But the point you make, really these matters are for the ABA and they’re also matters for the board in terms of the managing director and any other executives in the organisation. But I’ll tell you what this episode has reinforced, in a few weeks’ time, I’m going to be introducing legislation here in Canberra to increase the accountability of executives in banks for things that they do. Now, not being able to shuffle people to the side and not report those – the Executives Accountability Regime is designed to address specifically when things like this happen and prevent them from happening by a greater sense of account beyond those executives…

GREENWOOD:

I was going to ask you, does a lack of criminal prosecution here – because as you know, Austrac has had to take civil proceedings here and not criminal proceedings here – do you believe that criminal proceedings here would beef up the law and maybe make banks and others more accountable in the very worst circumstances?

TREASURER:

I think these are all very reasonable questions, before we go to the next stage of our response to what’s happened at Commonwealth Bank – we just want to make sure the Austrac case is able to proceed and we don’t want to prejudice that – and obviously, that will be coming before the courts. Now, in terms of what other actions the Government may take here, you can rest assured that – and your listeners can rest assured that – I don’t provide them leave passes, haven’t in the past, not about to start doing it now.

GREENWOOD:

Ok, final one, Royal Commission. That’s been back on the agenda, you’ve obviously got Bill Shorten right now again screaming from the high heaven that there should be a Royal Commission into the banks, if not, even more specifically, the Commonwealth Bank. Is a Royal Commission now the measured response to try and find out what is taking place inside our banking industry?

TREASURER:

As usual, that’s the political response from Bill Shorten. I mean, he still doesn’t have terms of reference for what on earth that he wanted to inquire into and if you asked him four weeks ago if it should have included matters like this, he wouldn’t have understood what you were talking about. That’s what Bill’s doing – it’s just all politics. But what we need to do is focus on the action that needs to be taken right now.
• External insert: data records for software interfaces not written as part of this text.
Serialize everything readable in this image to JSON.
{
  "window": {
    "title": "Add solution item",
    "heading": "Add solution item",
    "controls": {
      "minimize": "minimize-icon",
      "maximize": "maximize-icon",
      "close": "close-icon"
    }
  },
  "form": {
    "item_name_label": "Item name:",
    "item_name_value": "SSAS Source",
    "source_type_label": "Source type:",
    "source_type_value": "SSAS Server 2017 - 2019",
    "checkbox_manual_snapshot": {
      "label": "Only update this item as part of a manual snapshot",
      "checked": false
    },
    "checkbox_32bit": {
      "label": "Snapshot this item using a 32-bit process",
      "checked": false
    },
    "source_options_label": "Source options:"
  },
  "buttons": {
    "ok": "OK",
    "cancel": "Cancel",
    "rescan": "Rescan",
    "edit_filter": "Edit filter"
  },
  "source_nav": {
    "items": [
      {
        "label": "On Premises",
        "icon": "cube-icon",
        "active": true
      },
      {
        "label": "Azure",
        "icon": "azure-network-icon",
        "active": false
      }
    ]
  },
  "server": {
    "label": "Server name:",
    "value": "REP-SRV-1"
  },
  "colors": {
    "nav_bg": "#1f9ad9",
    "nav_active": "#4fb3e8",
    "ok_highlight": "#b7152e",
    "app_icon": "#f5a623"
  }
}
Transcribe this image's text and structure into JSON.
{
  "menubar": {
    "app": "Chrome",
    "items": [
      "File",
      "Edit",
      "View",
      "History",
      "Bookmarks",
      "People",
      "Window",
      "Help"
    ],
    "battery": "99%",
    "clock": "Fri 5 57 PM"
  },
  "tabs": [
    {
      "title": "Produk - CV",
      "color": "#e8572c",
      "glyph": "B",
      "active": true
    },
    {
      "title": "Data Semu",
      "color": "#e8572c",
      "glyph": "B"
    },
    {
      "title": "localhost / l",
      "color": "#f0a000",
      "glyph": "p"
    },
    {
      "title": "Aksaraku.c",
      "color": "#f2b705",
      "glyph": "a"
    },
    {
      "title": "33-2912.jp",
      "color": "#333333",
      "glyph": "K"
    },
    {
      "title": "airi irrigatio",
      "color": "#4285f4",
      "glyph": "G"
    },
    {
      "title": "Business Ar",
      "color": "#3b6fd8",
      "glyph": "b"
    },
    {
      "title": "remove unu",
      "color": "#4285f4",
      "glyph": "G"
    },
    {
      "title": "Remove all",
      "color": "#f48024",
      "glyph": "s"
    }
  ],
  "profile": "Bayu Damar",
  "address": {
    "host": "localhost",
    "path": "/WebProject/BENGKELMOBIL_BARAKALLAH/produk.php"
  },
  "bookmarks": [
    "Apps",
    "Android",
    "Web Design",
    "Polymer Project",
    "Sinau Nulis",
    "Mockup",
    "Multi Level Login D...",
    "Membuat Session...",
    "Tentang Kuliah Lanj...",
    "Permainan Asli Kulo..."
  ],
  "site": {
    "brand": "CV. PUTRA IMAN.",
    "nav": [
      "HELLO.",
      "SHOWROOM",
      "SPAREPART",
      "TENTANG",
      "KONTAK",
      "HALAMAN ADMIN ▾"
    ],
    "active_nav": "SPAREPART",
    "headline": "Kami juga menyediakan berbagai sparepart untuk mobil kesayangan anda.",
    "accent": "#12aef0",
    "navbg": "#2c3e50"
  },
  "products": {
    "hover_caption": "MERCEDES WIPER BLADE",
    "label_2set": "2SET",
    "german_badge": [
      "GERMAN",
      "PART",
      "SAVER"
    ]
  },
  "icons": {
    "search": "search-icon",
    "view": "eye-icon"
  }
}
So, right now, what have we done? We’ve increased the powers and resources of ASIC to investigate malfeasance, prosecute, do all of those things and they’re getting on with that job. We have improved and changing the way you can make complaints about your bank and get an outcome on that – a binding outcome on the banks – and that process is coming through now with an Act taking that action and the Executive Accountability Regime, that is now about to be introduced into the Parliament. These are all the things that potentially a Royal Commission may have recommended three years from now – well, what good does that do to anyone? We’re doing it now, so our policy is take action now and forget Bill Shorten’s politics.

GREENWOOD:

There you go. Treasurer Scott Morrison, as always, we appreciate your time here on the program.

TREASURER:

Thanks a lot, Ross. Good to be with you.